TASK INSTRUCTIONS: Repeat all of the records word for word, but skip any picture.
── RECORDS FOR THIS TASK
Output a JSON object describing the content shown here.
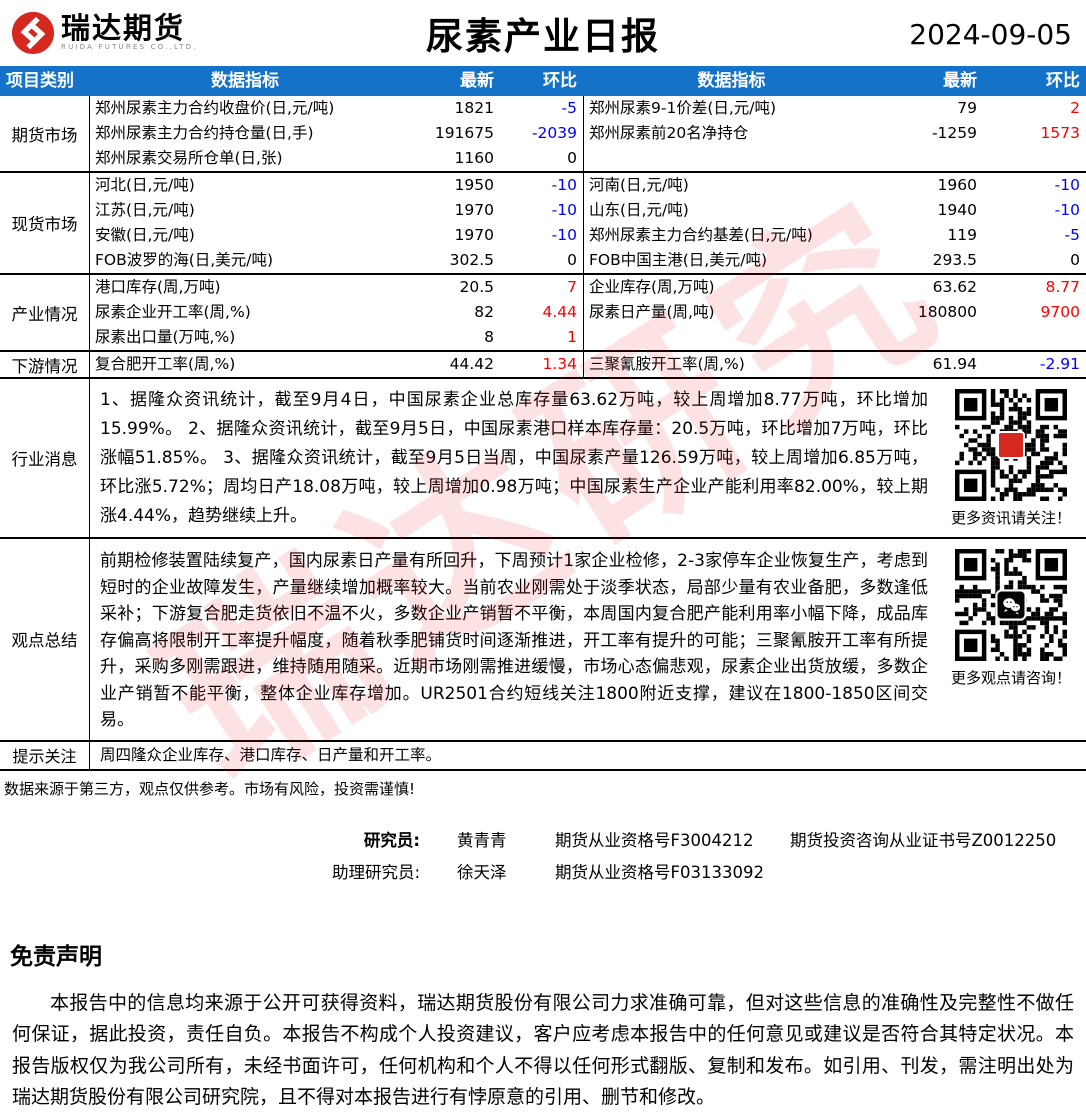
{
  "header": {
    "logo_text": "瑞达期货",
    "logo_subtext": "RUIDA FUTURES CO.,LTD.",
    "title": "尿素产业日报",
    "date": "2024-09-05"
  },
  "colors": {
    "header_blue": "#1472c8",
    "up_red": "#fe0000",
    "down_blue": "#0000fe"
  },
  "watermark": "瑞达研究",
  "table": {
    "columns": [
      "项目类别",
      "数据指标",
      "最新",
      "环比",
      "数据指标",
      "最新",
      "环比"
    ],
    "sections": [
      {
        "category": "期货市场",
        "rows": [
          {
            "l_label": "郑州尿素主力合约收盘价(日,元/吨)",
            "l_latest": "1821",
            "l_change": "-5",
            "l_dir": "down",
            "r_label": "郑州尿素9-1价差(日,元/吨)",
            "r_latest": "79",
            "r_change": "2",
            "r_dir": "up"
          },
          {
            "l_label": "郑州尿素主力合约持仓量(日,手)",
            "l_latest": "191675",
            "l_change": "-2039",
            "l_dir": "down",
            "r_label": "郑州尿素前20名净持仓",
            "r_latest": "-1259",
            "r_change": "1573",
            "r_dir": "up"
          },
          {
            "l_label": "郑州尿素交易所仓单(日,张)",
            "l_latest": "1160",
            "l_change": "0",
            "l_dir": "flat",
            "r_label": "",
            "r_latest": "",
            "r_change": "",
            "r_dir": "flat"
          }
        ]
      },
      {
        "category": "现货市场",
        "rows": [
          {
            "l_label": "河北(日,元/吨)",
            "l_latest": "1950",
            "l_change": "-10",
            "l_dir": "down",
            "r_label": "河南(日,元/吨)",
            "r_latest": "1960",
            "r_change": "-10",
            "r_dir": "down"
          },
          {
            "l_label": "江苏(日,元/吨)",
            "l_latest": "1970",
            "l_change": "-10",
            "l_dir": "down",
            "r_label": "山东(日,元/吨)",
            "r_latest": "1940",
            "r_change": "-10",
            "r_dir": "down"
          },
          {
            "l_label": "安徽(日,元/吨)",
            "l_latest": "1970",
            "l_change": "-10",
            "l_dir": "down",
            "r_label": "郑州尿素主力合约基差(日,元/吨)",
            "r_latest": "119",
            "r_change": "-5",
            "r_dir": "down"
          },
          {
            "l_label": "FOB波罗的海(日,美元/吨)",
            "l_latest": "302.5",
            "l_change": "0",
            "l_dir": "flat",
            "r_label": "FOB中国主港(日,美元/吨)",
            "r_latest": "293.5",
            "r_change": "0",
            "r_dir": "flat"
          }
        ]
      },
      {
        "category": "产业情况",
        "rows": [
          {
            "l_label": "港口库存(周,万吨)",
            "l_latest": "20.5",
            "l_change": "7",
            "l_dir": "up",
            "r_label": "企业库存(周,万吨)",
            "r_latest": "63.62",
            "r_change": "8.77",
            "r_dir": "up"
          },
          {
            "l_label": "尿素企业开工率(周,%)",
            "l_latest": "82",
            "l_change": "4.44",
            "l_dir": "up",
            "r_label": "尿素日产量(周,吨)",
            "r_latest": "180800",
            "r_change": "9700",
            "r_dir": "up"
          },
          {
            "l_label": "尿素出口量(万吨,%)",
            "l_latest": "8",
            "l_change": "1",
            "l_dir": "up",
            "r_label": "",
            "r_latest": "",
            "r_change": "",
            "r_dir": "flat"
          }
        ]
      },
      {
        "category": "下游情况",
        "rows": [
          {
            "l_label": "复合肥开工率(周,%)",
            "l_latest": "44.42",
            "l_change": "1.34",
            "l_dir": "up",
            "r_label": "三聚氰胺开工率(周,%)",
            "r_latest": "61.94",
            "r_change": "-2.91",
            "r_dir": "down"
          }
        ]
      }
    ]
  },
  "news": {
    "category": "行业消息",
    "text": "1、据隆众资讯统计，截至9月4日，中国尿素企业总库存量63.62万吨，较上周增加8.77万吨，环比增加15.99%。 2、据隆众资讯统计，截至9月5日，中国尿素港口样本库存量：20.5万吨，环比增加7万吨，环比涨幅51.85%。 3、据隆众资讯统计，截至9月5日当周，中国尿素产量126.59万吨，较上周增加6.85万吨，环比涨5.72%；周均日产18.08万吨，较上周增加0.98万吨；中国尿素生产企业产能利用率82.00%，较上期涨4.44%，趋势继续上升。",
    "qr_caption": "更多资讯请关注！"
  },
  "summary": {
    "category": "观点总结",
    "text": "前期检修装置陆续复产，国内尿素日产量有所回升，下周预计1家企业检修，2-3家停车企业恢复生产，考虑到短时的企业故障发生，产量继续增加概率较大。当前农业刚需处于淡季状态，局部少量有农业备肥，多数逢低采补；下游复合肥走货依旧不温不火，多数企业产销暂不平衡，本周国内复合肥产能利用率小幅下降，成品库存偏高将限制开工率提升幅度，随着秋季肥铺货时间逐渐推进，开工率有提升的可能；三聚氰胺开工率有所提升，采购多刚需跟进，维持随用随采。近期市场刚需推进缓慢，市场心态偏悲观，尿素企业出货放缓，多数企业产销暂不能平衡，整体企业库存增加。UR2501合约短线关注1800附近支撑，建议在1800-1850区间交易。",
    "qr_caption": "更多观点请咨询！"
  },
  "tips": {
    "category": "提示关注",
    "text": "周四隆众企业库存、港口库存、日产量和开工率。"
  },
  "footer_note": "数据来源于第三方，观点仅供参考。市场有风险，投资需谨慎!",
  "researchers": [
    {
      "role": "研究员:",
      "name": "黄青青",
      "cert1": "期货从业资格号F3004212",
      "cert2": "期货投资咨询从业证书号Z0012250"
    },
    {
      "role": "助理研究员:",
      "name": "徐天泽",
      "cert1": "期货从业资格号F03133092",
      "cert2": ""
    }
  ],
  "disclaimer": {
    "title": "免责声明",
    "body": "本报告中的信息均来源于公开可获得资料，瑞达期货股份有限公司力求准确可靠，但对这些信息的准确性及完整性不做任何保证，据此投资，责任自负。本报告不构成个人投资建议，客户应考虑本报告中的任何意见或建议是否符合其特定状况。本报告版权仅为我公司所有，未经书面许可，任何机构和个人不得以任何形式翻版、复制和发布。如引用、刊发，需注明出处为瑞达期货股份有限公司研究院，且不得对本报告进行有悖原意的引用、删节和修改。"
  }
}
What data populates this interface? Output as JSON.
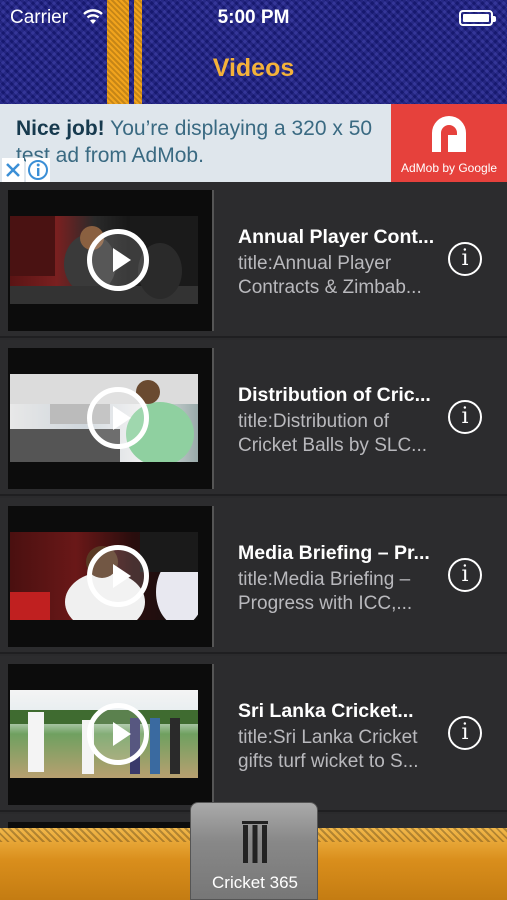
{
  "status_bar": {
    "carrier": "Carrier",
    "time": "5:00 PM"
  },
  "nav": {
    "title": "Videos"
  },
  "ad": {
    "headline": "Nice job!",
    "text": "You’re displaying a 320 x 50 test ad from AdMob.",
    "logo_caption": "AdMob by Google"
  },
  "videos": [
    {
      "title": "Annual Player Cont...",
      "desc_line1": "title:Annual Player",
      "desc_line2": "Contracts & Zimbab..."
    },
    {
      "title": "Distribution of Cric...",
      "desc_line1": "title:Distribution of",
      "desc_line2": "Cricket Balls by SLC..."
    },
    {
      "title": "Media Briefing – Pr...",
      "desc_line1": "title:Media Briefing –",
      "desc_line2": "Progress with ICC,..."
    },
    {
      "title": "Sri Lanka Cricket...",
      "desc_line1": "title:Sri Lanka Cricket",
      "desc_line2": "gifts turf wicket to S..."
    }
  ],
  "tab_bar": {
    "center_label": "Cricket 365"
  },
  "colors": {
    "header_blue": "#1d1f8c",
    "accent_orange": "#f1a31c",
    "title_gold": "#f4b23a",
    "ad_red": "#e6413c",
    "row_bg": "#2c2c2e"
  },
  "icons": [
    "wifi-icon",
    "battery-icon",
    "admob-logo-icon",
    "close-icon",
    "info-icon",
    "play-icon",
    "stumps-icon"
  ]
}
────
SOLUTION BELOW:
Output a JSON object describing the content shown here.
{
  "header": {
    "logo_text": "瑞达期货",
    "logo_subtext": "RUIDA FUTURES CO.,LTD.",
    "title": "尿素产业日报",
    "date": "2024-09-05"
  },
  "colors": {
    "header_blue": "#1472c8",
    "up_red": "#fe0000",
    "down_blue": "#0000fe"
  },
  "watermark": "瑞达研究",
  "table": {
    "columns": [
      "项目类别",
      "数据指标",
      "最新",
      "环比",
      "数据指标",
      "最新",
      "环比"
    ],
    "sections": [
      {
        "category": "期货市场",
        "rows": [
          {
            "l_label": "郑州尿素主力合约收盘价(日,元/吨)",
            "l_latest": "1821",
            "l_change": "-5",
            "l_dir": "down",
            "r_label": "郑州尿素9-1价差(日,元/吨)",
            "r_latest": "79",
            "r_change": "2",
            "r_dir": "up"
          },
          {
            "l_label": "郑州尿素主力合约持仓量(日,手)",
            "l_latest": "191675",
            "l_change": "-2039",
            "l_dir": "down",
            "r_label": "郑州尿素前20名净持仓",
            "r_latest": "-1259",
            "r_change": "1573",
            "r_dir": "up"
          },
          {
            "l_label": "郑州尿素交易所仓单(日,张)",
            "l_latest": "1160",
            "l_change": "0",
            "l_dir": "flat",
            "r_label": "",
            "r_latest": "",
            "r_change": "",
            "r_dir": "flat"
          }
        ]
      },
      {
        "category": "现货市场",
        "rows": [
          {
            "l_label": "河北(日,元/吨)",
            "l_latest": "1950",
            "l_change": "-10",
            "l_dir": "down",
            "r_label": "河南(日,元/吨)",
            "r_latest": "1960",
            "r_change": "-10",
            "r_dir": "down"
          },
          {
            "l_label": "江苏(日,元/吨)",
            "l_latest": "1970",
            "l_change": "-10",
            "l_dir": "down",
            "r_label": "山东(日,元/吨)",
            "r_latest": "1940",
            "r_change": "-10",
            "r_dir": "down"
          },
          {
            "l_label": "安徽(日,元/吨)",
            "l_latest": "1970",
            "l_change": "-10",
            "l_dir": "down",
            "r_label": "郑州尿素主力合约基差(日,元/吨)",
            "r_latest": "119",
            "r_change": "-5",
            "r_dir": "down"
          },
          {
            "l_label": "FOB波罗的海(日,美元/吨)",
            "l_latest": "302.5",
            "l_change": "0",
            "l_dir": "flat",
            "r_label": "FOB中国主港(日,美元/吨)",
            "r_latest": "293.5",
            "r_change": "0",
            "r_dir": "flat"
          }
        ]
      },
      {
        "category": "产业情况",
        "rows": [
          {
            "l_label": "港口库存(周,万吨)",
            "l_latest": "20.5",
            "l_change": "7",
            "l_dir": "up",
            "r_label": "企业库存(周,万吨)",
            "r_latest": "63.62",
            "r_change": "8.77",
            "r_dir": "up"
          },
          {
            "l_label": "尿素企业开工率(周,%)",
            "l_latest": "82",
            "l_change": "4.44",
            "l_dir": "up",
            "r_label": "尿素日产量(周,吨)",
            "r_latest": "180800",
            "r_change": "9700",
            "r_dir": "up"
          },
          {
            "l_label": "尿素出口量(万吨,%)",
            "l_latest": "8",
            "l_change": "1",
            "l_dir": "up",
            "r_label": "",
            "r_latest": "",
            "r_change": "",
            "r_dir": "flat"
          }
        ]
      },
      {
        "category": "下游情况",
        "rows": [
          {
            "l_label": "复合肥开工率(周,%)",
            "l_latest": "44.42",
            "l_change": "1.34",
            "l_dir": "up",
            "r_label": "三聚氰胺开工率(周,%)",
            "r_latest": "61.94",
            "r_change": "-2.91",
            "r_dir": "down"
          }
        ]
      }
    ]
  },
  "news": {
    "category": "行业消息",
    "text": "1、据隆众资讯统计，截至9月4日，中国尿素企业总库存量63.62万吨，较上周增加8.77万吨，环比增加15.99%。 2、据隆众资讯统计，截至9月5日，中国尿素港口样本库存量：20.5万吨，环比增加7万吨，环比涨幅51.85%。 3、据隆众资讯统计，截至9月5日当周，中国尿素产量126.59万吨，较上周增加6.85万吨，环比涨5.72%；周均日产18.08万吨，较上周增加0.98万吨；中国尿素生产企业产能利用率82.00%，较上期涨4.44%，趋势继续上升。",
    "qr_caption": "更多资讯请关注！"
  },
  "summary": {
    "category": "观点总结",
    "text": "前期检修装置陆续复产，国内尿素日产量有所回升，下周预计1家企业检修，2-3家停车企业恢复生产，考虑到短时的企业故障发生，产量继续增加概率较大。当前农业刚需处于淡季状态，局部少量有农业备肥，多数逢低采补；下游复合肥走货依旧不温不火，多数企业产销暂不平衡，本周国内复合肥产能利用率小幅下降，成品库存偏高将限制开工率提升幅度，随着秋季肥铺货时间逐渐推进，开工率有提升的可能；三聚氰胺开工率有所提升，采购多刚需跟进，维持随用随采。近期市场刚需推进缓慢，市场心态偏悲观，尿素企业出货放缓，多数企业产销暂不能平衡，整体企业库存增加。UR2501合约短线关注1800附近支撑，建议在1800-1850区间交易。",
    "qr_caption": "更多观点请咨询！"
  },
  "tips": {
    "category": "提示关注",
    "text": "周四隆众企业库存、港口库存、日产量和开工率。"
  },
  "footer_note": "数据来源于第三方，观点仅供参考。市场有风险，投资需谨慎!",
  "researchers": [
    {
      "role": "研究员:",
      "name": "黄青青",
      "cert1": "期货从业资格号F3004212",
      "cert2": "期货投资咨询从业证书号Z0012250"
    },
    {
      "role": "助理研究员:",
      "name": "徐天泽",
      "cert1": "期货从业资格号F03133092",
      "cert2": ""
    }
  ],
  "disclaimer": {
    "title": "免责声明",
    "body": "本报告中的信息均来源于公开可获得资料，瑞达期货股份有限公司力求准确可靠，但对这些信息的准确性及完整性不做任何保证，据此投资，责任自负。本报告不构成个人投资建议，客户应考虑本报告中的任何意见或建议是否符合其特定状况。本报告版权仅为我公司所有，未经书面许可，任何机构和个人不得以任何形式翻版、复制和发布。如引用、刊发，需注明出处为瑞达期货股份有限公司研究院，且不得对本报告进行有悖原意的引用、删节和修改。"
  }
}
What data populates this interface? Output as JSON.
{
  "status_bar": {
    "carrier": "Carrier",
    "time": "5:00 PM"
  },
  "nav": {
    "title": "Videos"
  },
  "ad": {
    "headline": "Nice job!",
    "text": "You’re displaying a 320 x 50 test ad from AdMob.",
    "logo_caption": "AdMob by Google"
  },
  "videos": [
    {
      "title": "Annual Player Cont...",
      "desc_line1": "title:Annual Player",
      "desc_line2": "Contracts & Zimbab..."
    },
    {
      "title": "Distribution of Cric...",
      "desc_line1": "title:Distribution of",
      "desc_line2": "Cricket Balls by SLC..."
    },
    {
      "title": "Media Briefing – Pr...",
      "desc_line1": "title:Media Briefing –",
      "desc_line2": "Progress with ICC,..."
    },
    {
      "title": "Sri Lanka Cricket...",
      "desc_line1": "title:Sri Lanka Cricket",
      "desc_line2": "gifts turf wicket to S..."
    }
  ],
  "tab_bar": {
    "center_label": "Cricket 365"
  },
  "colors": {
    "header_blue": "#1d1f8c",
    "accent_orange": "#f1a31c",
    "title_gold": "#f4b23a",
    "ad_red": "#e6413c",
    "row_bg": "#2c2c2e"
  },
  "icons": [
    "wifi-icon",
    "battery-icon",
    "admob-logo-icon",
    "close-icon",
    "info-icon",
    "play-icon",
    "stumps-icon"
  ]
}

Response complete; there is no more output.